The Yomiuri ShimbunSecuring the safety of passengers, rather than their convenience, was given priority. So-called “planned suspensions,” in which train services are cancelled with advance notice, are apparently an effective measure to limit damage from typhoons and other disasters.
On Sunday night, East Japan Railway Co. (JR East) implemented the planned suspension measure on all conventional lines in the Tokyo metropolitan area, canceling more than 1,200 trains. This was intended to prepare for Typhoon No. 24, which swept across the Japanese archipelago. It was the first large-scale train suspension implemented in the metropolitan area.
The railway operator called on people to return home early by disseminating information with announcements over public-address systems and on bulletin boards at stations and its website, among other means. The company also sought media outlets, event organizers and other entities to help make people aware of the planned suspensions.
Department stores and restaurants closed early in light of the planned suspensions. Such moves led people to refrain from going out unnecessarily. It appears to have been effective in making many people aware of the urgency of the approaching typhoon.
As it was a Sunday night, the number of commuters was small. The rainstorm reached its peak late at night. There is no doubt that these factors were behind the lack of major confusion.
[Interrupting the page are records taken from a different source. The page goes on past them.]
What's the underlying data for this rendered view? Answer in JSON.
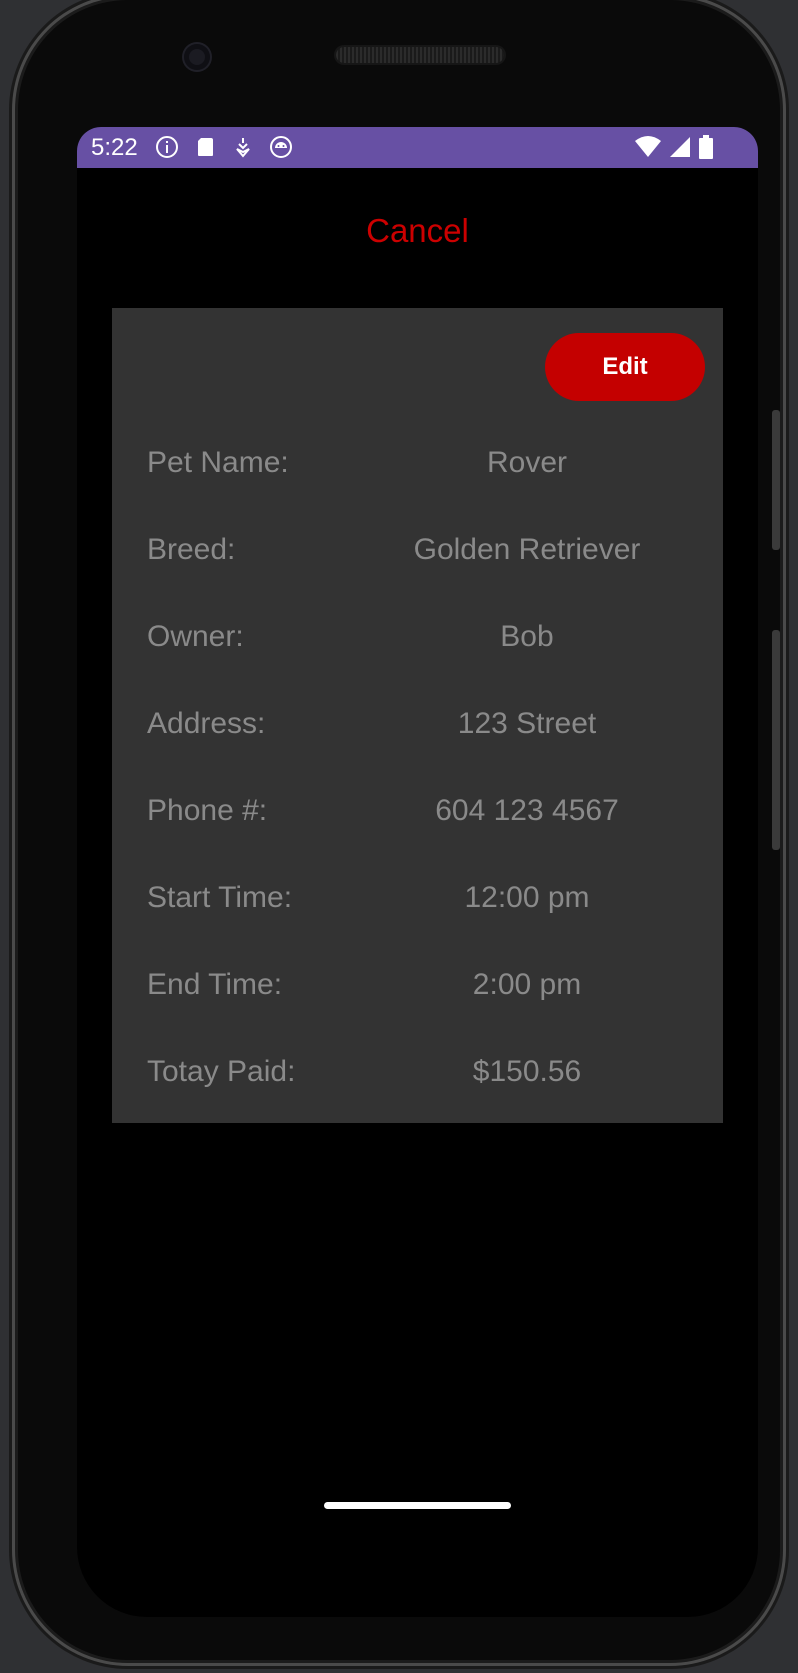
{
  "status_bar": {
    "time": "5:22",
    "color": "#6750a4",
    "left_icons": [
      "info-icon",
      "sd-card-icon",
      "debug-icon",
      "android-icon"
    ],
    "right_icons": [
      "wifi-icon",
      "signal-icon",
      "battery-icon"
    ]
  },
  "header": {
    "cancel_label": "Cancel",
    "cancel_color": "#cc0000"
  },
  "card": {
    "edit_label": "Edit",
    "edit_color": "#c40000",
    "rows": [
      {
        "label": "Pet Name:",
        "value": "Rover"
      },
      {
        "label": "Breed:",
        "value": "Golden Retriever"
      },
      {
        "label": "Owner:",
        "value": "Bob"
      },
      {
        "label": "Address:",
        "value": "123 Street"
      },
      {
        "label": "Phone #:",
        "value": "604 123 4567"
      },
      {
        "label": "Start Time:",
        "value": "12:00 pm"
      },
      {
        "label": "End Time:",
        "value": "2:00 pm"
      },
      {
        "label": "Totay Paid:",
        "value": "$150.56"
      }
    ]
  }
}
In case planned suspensions are to be implemented at a crowded time including rush hours on weekdays, a difficult decision would have to be made. Skills such as effectively transmitting information must be improved.
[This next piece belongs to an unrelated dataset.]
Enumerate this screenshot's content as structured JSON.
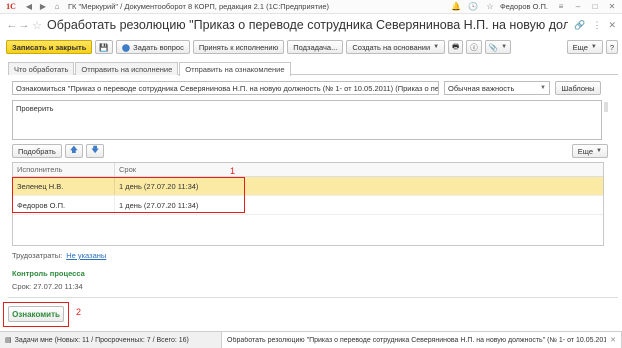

Early action essential
JR East announced a plan to suspend operations shortly after noon on Sunday, eight hours before the implementation of the plan. The company explained that it found it necessary to determine possible impact based on the latest information. Many people who had gone out already must have had trouble changing their schedules and other plans.
The company did not send out information through Twitter and Facebook. Social media can be powerful in the event of a disaster. It should consider taking advantage of social media.
An issue also remained for the company regarding its handling of the aftermath the following morning. JR East had announced that it would resume operations from the first trains of the day, but it took time to remove fallen trees and debris as well as to conduct safety checks. As a result, the resumption of train operations was delayed, leaving stations jammed with commuters, with many even waiting outside.
The Land, Infrastructure, Transport and Tourism Ministry and JR East will review the railway operator’s handling of this typhoon situation. Did JR East cooperate with other private railway companies sufficiently? Did appropriate information reach foreign tourists? Preparations must be made for the next occasion by remedying the problems as soon as possible.
In the Kinki area, West Japan Railway Co. (JR West) introduced large-scale planned suspensions four years ago. The company gave advance notice of canceling train services on all its conventional lines this time as well on the previous day.
Through the accumulation of experience, the public has become more aware that train services will be suspended if a powerful typhoon is approaching. An increasing number of schools cancel classes while more companies instruct their employees to stand by at home under such circumstances.
Taking early action without fear of ending in failure is an essential feature of crisis management.